Saturday, 10 October 2009

(4) soba

Number 4 of “Ten things I love about Japan”.

Soba are not the first, nor even the second kind of noodles that I had in Japan, but they've long since become my favourite. All sorts of things seem wrong to a Westerner, encountering soba for the first time: the noodles are grey; in summer, you eat them cold with a dipping sauce; and why is that guy over there drinking the cooking water with his leftover sauce, as if it were tea, at the end of the meal? One needs to get over each of these things. I took my time about some of them: every one of those days was wasted, in that sense.

So to the basics: the restaurant dishes are soba served in hot flavoured broth, of many different kinds — basically a winter dish, although it's also served in summer — or served cold on a bamboo tray, a bit like a sieve, with a dipping sauce and wasabi and negi (think leek) on the side; the noodles themselves are probably dressed with some nori (dried seaweed). There is nothing like cold soba as a refreshing meal in the seemingly endless, humid summer. There are many variants: my own favourite, and a common one, is tenzaru soba in which a small selection of tempura with its own dipping sauce is provided on the side.

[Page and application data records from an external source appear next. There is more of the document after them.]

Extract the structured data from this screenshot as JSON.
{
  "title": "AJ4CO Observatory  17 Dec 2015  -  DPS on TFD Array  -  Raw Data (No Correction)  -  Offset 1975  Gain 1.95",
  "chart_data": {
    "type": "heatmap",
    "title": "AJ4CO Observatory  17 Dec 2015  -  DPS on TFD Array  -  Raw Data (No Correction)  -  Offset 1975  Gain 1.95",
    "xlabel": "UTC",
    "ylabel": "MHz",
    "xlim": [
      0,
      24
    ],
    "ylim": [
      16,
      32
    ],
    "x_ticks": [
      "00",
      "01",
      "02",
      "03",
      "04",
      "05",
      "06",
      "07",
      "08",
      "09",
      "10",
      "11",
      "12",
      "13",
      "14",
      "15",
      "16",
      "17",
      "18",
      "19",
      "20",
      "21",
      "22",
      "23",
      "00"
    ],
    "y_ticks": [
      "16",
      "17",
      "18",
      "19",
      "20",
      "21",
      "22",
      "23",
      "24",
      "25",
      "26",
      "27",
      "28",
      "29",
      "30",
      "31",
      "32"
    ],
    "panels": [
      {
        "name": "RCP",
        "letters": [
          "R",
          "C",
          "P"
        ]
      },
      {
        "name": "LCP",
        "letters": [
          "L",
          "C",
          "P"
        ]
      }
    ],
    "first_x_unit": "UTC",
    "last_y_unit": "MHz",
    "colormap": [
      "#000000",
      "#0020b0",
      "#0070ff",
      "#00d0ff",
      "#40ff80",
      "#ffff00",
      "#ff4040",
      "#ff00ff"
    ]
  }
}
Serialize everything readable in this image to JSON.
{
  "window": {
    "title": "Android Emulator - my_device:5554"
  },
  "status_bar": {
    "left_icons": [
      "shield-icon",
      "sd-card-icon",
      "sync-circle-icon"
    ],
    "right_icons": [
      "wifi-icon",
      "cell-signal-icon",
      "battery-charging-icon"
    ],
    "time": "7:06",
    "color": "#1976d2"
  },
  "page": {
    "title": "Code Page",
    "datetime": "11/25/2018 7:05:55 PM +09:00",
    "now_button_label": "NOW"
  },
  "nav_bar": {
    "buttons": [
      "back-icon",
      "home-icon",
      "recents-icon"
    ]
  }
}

There is yaki-soba as well, where the noodles are fried on a kind of barbeque hotplate, but this is a different sort of thing: food for street-parties, for walking around.

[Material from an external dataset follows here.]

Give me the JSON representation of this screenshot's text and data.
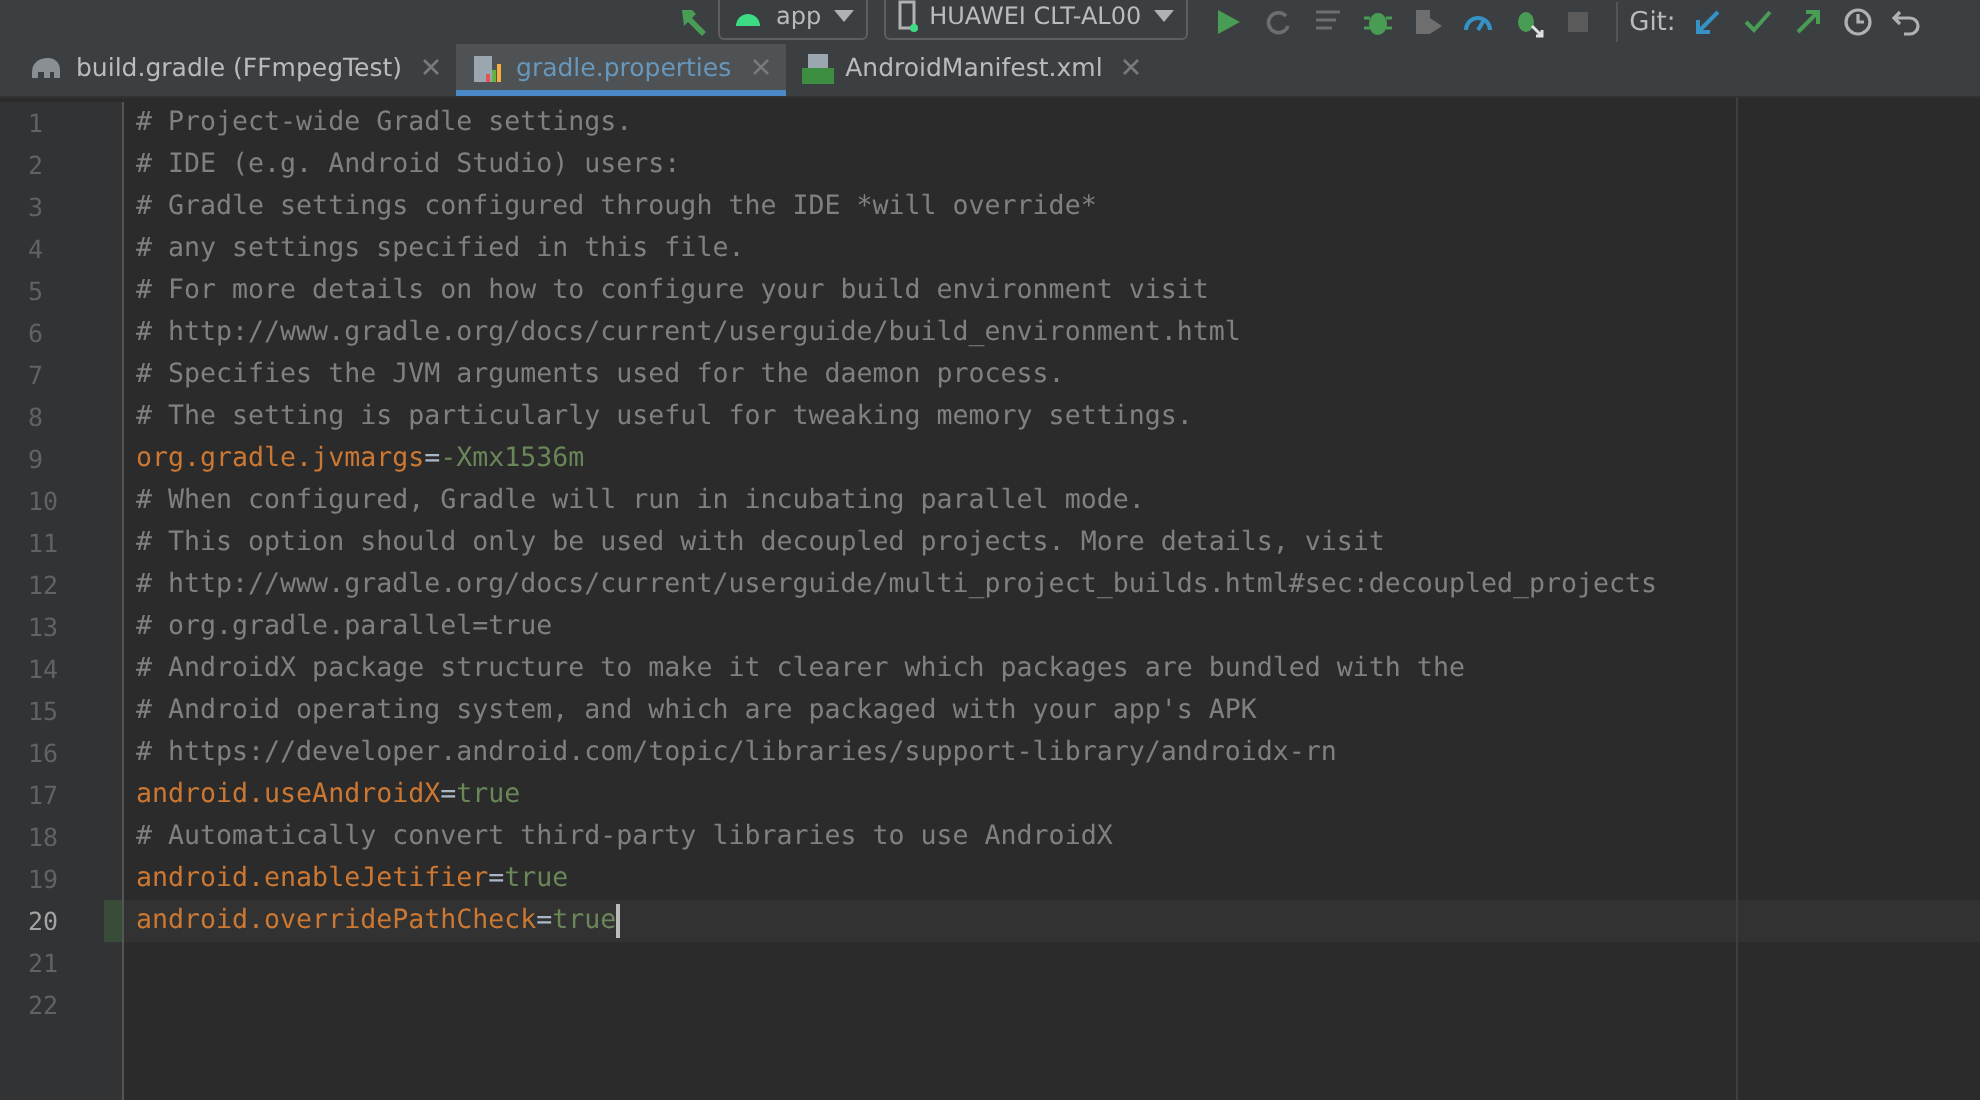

Sit-down soba is subtle. Like some other Japanese foods, texture is a big part of the experience, and the best soba is handmade and a bit rough: you find it in small places in the hills where you can't read the menu, or in homes where people still make it for themselves. The noodles are (usually) thin and long, like (but unlike) spaghetti, and made from a mix of buckwheat and wheat flour; I do not know the proportion. There's a special kind that's green, flavoured with green tea — I have always found it a bit gimmicky — but your basic soba is an uncompromising glistening-when-wet grey. Unlike udon, where you can kid yourself that you're eating a deviant kind of pasta, soba sits there looking alien. You need to learn its language. It is saying “go on, eat me, you will not regret it”. And neither you will.

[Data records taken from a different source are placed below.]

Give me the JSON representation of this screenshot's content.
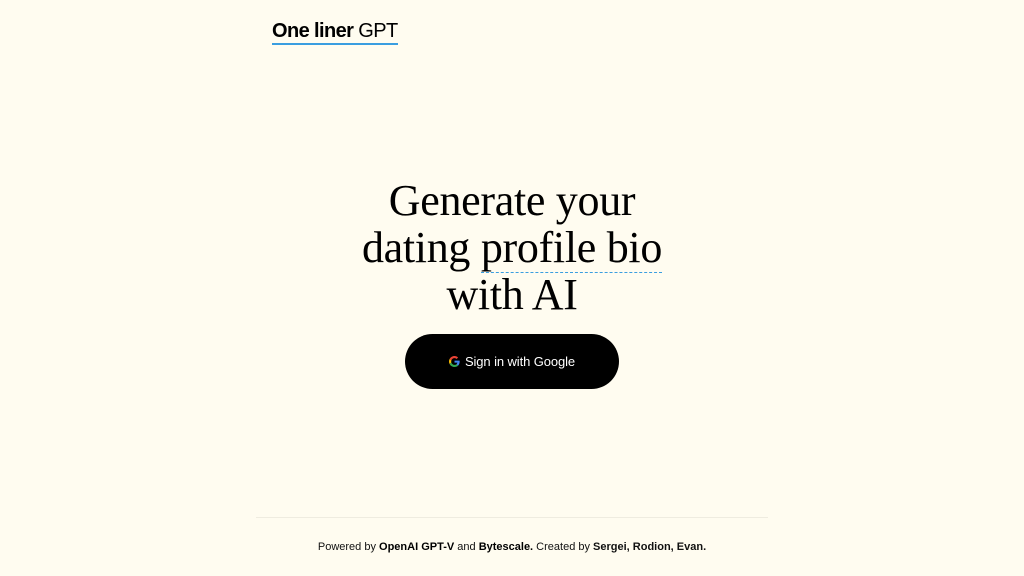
{
  "header": {
    "logo_bold": "One liner",
    "logo_regular": " GPT"
  },
  "hero": {
    "line1": "Generate your",
    "line2_pre": "dating ",
    "line2_highlight": "profile bio",
    "line3": "with AI"
  },
  "signin": {
    "icon": "google-icon",
    "label": "Sign in with Google",
    "background": "#000000",
    "text_color": "#ffffff"
  },
  "footer": {
    "prefix": "Powered by ",
    "link1": "OpenAI GPT-V",
    "mid1": " and ",
    "link2": "Bytescale.",
    "mid2": " Created by ",
    "authors": "Sergei, Rodion, Evan."
  },
  "colors": {
    "background": "#fffcf0",
    "accent": "#3a9ee0",
    "text": "#000000"
  }
}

Eb said...

Good to see the return of the Japan series.

Bruce Yabsley said...

Yes, it has been rather interrupted.

I had a couple of particularly good soba meals when I was in Japan just now, so I felt inspired to take this up again. I'll try to post some more on this soon, although this is a hectic time of year: students' research projects are due ...